What the task requires: Write out the listing exactly as it is given.

Input records:
%%

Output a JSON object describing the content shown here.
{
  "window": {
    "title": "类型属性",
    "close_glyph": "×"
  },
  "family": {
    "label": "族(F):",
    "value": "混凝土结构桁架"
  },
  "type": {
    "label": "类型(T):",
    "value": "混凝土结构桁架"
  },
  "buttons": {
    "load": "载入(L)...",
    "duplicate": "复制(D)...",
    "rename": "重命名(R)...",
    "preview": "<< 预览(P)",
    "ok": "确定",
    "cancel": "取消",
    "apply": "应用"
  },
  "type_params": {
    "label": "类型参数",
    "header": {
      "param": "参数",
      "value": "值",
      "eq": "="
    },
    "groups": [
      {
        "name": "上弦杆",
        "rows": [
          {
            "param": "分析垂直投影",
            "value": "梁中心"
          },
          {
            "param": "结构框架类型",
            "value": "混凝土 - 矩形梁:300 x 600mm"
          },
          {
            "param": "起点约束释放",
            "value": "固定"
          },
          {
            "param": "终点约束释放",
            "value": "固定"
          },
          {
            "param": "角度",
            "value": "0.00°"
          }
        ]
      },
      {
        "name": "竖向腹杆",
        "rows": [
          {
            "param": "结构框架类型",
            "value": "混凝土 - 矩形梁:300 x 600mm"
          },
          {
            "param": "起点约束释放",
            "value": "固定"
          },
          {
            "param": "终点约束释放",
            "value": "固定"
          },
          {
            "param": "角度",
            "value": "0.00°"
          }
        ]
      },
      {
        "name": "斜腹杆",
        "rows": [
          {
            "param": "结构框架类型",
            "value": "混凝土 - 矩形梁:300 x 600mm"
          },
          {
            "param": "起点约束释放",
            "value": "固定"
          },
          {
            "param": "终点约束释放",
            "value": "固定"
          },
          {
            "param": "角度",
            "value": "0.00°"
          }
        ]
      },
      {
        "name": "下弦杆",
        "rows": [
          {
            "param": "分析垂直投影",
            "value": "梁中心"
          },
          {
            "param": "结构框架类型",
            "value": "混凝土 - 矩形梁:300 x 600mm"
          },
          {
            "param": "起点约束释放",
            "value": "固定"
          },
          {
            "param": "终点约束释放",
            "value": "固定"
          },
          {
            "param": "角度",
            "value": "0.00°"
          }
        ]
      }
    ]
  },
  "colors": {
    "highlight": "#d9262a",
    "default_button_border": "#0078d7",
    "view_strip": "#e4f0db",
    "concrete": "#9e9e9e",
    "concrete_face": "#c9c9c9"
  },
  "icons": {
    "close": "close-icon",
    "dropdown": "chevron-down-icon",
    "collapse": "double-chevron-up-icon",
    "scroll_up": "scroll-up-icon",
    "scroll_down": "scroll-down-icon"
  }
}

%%

Written solution:
Output a JSON object describing the content shown here.
{
  "window": {
    "title": "类型属性",
    "close_glyph": "×"
  },
  "family": {
    "label": "族(F):",
    "value": "混凝土结构桁架"
  },
  "type": {
    "label": "类型(T):",
    "value": "混凝土结构桁架"
  },
  "buttons": {
    "load": "载入(L)...",
    "duplicate": "复制(D)...",
    "rename": "重命名(R)...",
    "preview": "<< 预览(P)",
    "ok": "确定",
    "cancel": "取消",
    "apply": "应用"
  },
  "type_params": {
    "label": "类型参数",
    "header": {
      "param": "参数",
      "value": "值",
      "eq": "="
    },
    "groups": [
      {
        "name": "上弦杆",
        "rows": [
          {
            "param": "分析垂直投影",
            "value": "梁中心"
          },
          {
            "param": "结构框架类型",
            "value": "混凝土 - 矩形梁:300 x 600mm"
          },
          {
            "param": "起点约束释放",
            "value": "固定"
          },
          {
            "param": "终点约束释放",
            "value": "固定"
          },
          {
            "param": "角度",
            "value": "0.00°"
          }
        ]
      },
      {
        "name": "竖向腹杆",
        "rows": [
          {
            "param": "结构框架类型",
            "value": "混凝土 - 矩形梁:300 x 600mm"
          },
          {
            "param": "起点约束释放",
            "value": "固定"
          },
          {
            "param": "终点约束释放",
            "value": "固定"
          },
          {
            "param": "角度",
            "value": "0.00°"
          }
        ]
      },
      {
        "name": "斜腹杆",
        "rows": [
          {
            "param": "结构框架类型",
            "value": "混凝土 - 矩形梁:300 x 600mm"
          },
          {
            "param": "起点约束释放",
            "value": "固定"
          },
          {
            "param": "终点约束释放",
            "value": "固定"
          },
          {
            "param": "角度",
            "value": "0.00°"
          }
        ]
      },
      {
        "name": "下弦杆",
        "rows": [
          {
            "param": "分析垂直投影",
            "value": "梁中心"
          },
          {
            "param": "结构框架类型",
            "value": "混凝土 - 矩形梁:300 x 600mm"
          },
          {
            "param": "起点约束释放",
            "value": "固定"
          },
          {
            "param": "终点约束释放",
            "value": "固定"
          },
          {
            "param": "角度",
            "value": "0.00°"
          }
        ]
      }
    ]
  },
  "colors": {
    "highlight": "#d9262a",
    "default_button_border": "#0078d7",
    "view_strip": "#e4f0db",
    "concrete": "#9e9e9e",
    "concrete_face": "#c9c9c9"
  },
  "icons": {
    "close": "close-icon",
    "dropdown": "chevron-down-icon",
    "collapse": "double-chevron-up-icon",
    "scroll_up": "scroll-up-icon",
    "scroll_down": "scroll-down-icon"
  }
}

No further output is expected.